Once upon time, a girl from tropical Florida decided to move to the arid Negev desert of Israel to fulfill her dream of living a Jewish life on a kibbutz with her children. She quit her job, sold her mini-van, rented her home and, with the help of Nefesh B’Nefesh, made Aliyah. She found a great job, met and married her true love, watched her children blossom, and has lived happily ever after…
Really, that is my story. I almost feel guilty saying it, but my life in Israel has surpassed all of my dreams and is like a fairy tale. That said, not everything has been “magic wand” easy, but I was well-prepared for what to expect before I “landed,” so I never had any significant disappointments. My successful Aliyah journey is the result of hard work and good planning before I left the US, realistic expectations, but also a lot of plain old luck.
My choice to live on a kibbutz in the Negev was really just dumb-luck. Up until a month before our Aliyah I was still unsure of where we would live and when I read about a kibbutz in the Arava region of the Negev and felt drawn to it. I made the choice to live in Southern Israel and on that kibbutz “sight unseen.” I’d been to Israel before, but I had never set foot in the Arava. It was either luck or madness, but the decision to take my family to the Negev was the best decision I could have made.
Within the first month of moving to the Arava, I found a job teaching English in a public high school. My job prospects were significantly better than what they might have been anywhere else in Israel because native English speakers, especially teachers, are in short supply in the South. I have been teaching for three years now in a school with colleagues and an administration that is embracing and supportive of me and my career goals. Because of my professional background in mass communication and law I was chosen to open a new major called “Diplomacy and International Communication in English” in the Eilat public high school system. I now teach diplomacy, English and English literature and teach debate and Model UN in English as extracurricular activities at school. I love my job.
Regarding my personal life and that of my kids; all of us are blissfully happy most of the time. My children have never asked to return to the US because they are so happy with their lives here. On the kibbutz they are free to roam and to play unsupervised. They have strong friendships with the other kids and live an enviable social life full of activities like mountain climbing, camping, pita making and even snorkeling in the Red Sea. Their regional school is known for its combination of superior academics and an eco-based educational philosophy. My oldest child, now in 7th grade, studies in a public school program that combines academics and dance—a program most likely found only at a private school in the US, which I never could have afforded.

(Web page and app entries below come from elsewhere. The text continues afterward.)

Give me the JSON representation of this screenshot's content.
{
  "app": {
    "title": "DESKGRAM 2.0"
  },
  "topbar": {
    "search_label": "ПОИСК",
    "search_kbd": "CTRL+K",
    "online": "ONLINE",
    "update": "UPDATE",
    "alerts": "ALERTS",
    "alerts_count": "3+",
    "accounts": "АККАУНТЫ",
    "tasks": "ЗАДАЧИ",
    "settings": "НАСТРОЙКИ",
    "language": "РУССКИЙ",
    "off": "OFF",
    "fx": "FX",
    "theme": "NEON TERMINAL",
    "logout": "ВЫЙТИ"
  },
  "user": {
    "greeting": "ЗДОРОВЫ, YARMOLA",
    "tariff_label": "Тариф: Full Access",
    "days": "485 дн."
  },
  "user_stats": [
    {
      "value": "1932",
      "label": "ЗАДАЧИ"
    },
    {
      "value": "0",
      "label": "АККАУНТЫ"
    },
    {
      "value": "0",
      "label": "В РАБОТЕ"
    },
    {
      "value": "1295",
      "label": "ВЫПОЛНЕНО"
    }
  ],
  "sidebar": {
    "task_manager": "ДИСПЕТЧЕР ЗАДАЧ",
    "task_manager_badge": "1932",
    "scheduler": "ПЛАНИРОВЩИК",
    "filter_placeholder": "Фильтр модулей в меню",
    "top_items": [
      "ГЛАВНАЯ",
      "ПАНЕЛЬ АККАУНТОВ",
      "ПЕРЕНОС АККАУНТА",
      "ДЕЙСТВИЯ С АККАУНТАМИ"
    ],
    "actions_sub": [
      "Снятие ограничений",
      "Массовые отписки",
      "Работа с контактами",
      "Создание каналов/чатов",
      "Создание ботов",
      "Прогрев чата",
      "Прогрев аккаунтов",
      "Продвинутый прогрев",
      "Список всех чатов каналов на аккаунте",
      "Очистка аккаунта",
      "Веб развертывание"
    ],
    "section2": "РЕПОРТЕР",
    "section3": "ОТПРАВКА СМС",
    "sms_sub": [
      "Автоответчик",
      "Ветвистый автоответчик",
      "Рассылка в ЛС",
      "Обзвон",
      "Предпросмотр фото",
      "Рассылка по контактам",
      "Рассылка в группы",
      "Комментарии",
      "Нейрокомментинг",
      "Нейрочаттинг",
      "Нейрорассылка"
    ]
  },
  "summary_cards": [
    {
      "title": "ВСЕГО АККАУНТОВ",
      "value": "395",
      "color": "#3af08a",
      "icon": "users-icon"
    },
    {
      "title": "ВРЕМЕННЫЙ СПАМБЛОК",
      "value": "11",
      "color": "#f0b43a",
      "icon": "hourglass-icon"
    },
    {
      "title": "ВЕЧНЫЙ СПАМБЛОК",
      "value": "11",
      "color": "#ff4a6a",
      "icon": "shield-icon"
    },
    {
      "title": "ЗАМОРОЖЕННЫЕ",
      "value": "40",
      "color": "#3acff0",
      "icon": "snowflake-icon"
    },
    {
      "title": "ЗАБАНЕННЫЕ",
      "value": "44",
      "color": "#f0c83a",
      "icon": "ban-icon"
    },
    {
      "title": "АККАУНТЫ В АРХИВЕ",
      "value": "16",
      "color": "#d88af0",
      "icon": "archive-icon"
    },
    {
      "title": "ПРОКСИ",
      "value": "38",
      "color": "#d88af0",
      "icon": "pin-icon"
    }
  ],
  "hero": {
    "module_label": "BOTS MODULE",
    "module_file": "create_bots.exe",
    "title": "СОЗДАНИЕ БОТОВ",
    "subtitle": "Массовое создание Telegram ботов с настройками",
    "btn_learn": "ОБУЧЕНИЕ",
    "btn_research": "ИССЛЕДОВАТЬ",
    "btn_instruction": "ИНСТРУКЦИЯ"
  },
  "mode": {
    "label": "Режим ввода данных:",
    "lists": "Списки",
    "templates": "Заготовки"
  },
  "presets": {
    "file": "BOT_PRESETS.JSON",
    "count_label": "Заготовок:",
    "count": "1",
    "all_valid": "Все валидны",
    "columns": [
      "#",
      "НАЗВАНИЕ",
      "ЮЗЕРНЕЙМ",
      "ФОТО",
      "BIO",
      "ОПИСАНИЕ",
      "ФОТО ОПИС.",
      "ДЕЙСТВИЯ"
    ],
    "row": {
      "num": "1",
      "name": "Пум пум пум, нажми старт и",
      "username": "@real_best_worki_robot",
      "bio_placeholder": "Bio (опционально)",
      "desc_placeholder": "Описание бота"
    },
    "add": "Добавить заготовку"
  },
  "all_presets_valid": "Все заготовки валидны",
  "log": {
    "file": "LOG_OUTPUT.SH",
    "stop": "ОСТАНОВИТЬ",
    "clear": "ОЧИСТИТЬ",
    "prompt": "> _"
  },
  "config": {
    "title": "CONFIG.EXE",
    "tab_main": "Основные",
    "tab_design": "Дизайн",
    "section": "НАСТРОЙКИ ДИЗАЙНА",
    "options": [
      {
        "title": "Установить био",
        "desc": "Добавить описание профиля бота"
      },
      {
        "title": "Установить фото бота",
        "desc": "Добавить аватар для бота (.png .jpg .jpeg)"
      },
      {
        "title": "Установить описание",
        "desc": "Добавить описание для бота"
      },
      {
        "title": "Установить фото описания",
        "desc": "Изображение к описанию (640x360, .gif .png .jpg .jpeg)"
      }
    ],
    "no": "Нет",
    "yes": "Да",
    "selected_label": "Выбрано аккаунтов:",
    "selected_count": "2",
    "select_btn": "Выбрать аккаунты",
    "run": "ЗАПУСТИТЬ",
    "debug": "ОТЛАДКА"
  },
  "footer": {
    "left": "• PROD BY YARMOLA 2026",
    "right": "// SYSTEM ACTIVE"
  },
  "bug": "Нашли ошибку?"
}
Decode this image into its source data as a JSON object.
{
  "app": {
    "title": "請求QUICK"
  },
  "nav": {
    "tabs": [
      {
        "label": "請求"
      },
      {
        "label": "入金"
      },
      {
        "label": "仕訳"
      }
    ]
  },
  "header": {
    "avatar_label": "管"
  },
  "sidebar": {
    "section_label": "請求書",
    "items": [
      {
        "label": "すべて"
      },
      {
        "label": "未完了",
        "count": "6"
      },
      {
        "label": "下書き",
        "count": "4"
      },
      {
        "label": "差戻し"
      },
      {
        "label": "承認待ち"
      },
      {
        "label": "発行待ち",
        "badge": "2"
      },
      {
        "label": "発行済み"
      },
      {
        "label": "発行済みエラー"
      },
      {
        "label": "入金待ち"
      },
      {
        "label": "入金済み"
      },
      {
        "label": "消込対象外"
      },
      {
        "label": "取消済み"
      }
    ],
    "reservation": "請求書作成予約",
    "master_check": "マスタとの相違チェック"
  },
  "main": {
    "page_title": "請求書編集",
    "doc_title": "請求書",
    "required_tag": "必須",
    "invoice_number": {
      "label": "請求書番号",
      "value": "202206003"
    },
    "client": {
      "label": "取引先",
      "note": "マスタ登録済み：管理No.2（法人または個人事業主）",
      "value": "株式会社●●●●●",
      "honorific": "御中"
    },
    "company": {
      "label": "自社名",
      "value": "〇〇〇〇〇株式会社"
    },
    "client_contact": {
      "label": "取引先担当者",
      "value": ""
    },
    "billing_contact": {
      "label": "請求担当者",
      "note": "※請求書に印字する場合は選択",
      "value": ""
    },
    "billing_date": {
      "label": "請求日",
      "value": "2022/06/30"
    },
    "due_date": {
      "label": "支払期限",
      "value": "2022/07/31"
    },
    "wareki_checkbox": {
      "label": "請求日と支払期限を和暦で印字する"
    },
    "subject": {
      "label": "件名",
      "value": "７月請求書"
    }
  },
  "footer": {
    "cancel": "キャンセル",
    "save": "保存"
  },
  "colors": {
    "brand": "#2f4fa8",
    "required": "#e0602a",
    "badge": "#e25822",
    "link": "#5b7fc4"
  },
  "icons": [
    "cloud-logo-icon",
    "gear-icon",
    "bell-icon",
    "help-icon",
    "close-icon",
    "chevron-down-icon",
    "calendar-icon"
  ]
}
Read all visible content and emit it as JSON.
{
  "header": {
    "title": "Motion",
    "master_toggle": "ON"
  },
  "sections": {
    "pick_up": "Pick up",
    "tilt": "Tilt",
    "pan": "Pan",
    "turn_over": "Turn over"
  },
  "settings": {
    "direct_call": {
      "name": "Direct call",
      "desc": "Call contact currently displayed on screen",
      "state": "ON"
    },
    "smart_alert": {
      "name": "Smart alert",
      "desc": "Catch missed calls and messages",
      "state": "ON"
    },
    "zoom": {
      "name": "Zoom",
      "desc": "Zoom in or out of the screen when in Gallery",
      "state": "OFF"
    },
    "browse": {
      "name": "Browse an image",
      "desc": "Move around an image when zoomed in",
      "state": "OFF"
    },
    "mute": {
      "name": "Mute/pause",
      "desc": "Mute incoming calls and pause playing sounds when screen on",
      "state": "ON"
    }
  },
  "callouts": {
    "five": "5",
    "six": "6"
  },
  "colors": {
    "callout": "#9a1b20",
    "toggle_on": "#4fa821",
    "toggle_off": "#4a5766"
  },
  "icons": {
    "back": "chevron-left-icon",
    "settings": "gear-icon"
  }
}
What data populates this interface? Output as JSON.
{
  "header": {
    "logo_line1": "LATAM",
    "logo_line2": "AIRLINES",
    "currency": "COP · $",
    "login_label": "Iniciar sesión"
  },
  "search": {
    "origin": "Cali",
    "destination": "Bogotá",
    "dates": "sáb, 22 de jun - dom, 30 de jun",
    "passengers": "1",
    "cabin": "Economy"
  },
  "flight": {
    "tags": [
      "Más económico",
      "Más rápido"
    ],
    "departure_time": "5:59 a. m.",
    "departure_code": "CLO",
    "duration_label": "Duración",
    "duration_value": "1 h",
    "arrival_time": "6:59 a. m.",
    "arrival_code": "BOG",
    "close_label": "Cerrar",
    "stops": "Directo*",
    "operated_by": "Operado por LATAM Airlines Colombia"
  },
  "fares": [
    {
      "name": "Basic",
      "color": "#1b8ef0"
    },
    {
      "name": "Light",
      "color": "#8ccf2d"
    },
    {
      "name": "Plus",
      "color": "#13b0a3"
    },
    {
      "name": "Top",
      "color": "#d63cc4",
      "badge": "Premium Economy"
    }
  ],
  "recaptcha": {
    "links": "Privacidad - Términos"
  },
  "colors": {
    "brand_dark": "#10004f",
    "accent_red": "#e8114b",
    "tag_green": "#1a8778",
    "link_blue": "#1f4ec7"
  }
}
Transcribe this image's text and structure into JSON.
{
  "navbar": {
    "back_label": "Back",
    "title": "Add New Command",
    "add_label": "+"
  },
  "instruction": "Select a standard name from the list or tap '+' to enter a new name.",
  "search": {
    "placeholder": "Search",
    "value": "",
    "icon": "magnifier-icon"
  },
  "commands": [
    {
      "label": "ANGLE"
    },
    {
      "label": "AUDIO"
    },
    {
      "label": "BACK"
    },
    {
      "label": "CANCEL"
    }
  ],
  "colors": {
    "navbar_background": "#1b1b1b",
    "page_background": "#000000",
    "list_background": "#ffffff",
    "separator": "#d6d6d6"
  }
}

My kids are now completely bilingual. The little ones (aged 3 and 5 when we arrived) learned Hebrew in a few months in the kindergarten. It took my oldest child (aged 9 when we arrived) about a year to learn Hebrew. Learning Hebrew has proven to be my biggest hurdle. After three years in Israel, I understand, speak, read and write Hebrew at a basic level and can function fairly well in most situations. However, and it is a big “however”, I am still not able to have a meaningful conversation in Hebrew or be in on the jokes. For me, communication has always been my strongest skill and I really hate not being able to express myself or understand everything. I went to Ulpan through “level B” (as that was all that was offered) but I am not satisfied and am improving my Hebrew on my own. I have had to revise my language goal several times since I arrived and have now set “7 years” as my goal for full fluency.
So, three years into our Aliyah journey and we are definitely “living the dream”. We wake in the morning to the song of desert birds and the mournful sounds of the kibbutz cows. After I see my 6-year-old ride off on his bike to the kibbutz kindergarten, and my 8 and 12 year old take the regional bus to school, I start my morning commute–25 minutes from kibbutz to Eilat. As I drive I see the sun reflect off the red and gold Eilat Mountains to the west and the Edomite mountains of Jordan to my east and I am conscious of the wide-openness and the lack of industrial infrastructure that I would see most anywhere else outside of the desert. When I arrive at work I can smell the Red Sea and I am greeted warmly by teachers and students who I have been teaching for the past three years and who call me by my first name. I know that this is supposed to be “the daily grind” that so many detest, but for me, I still feel a sense of gratitude and disbelief that this is my real, fairytale life.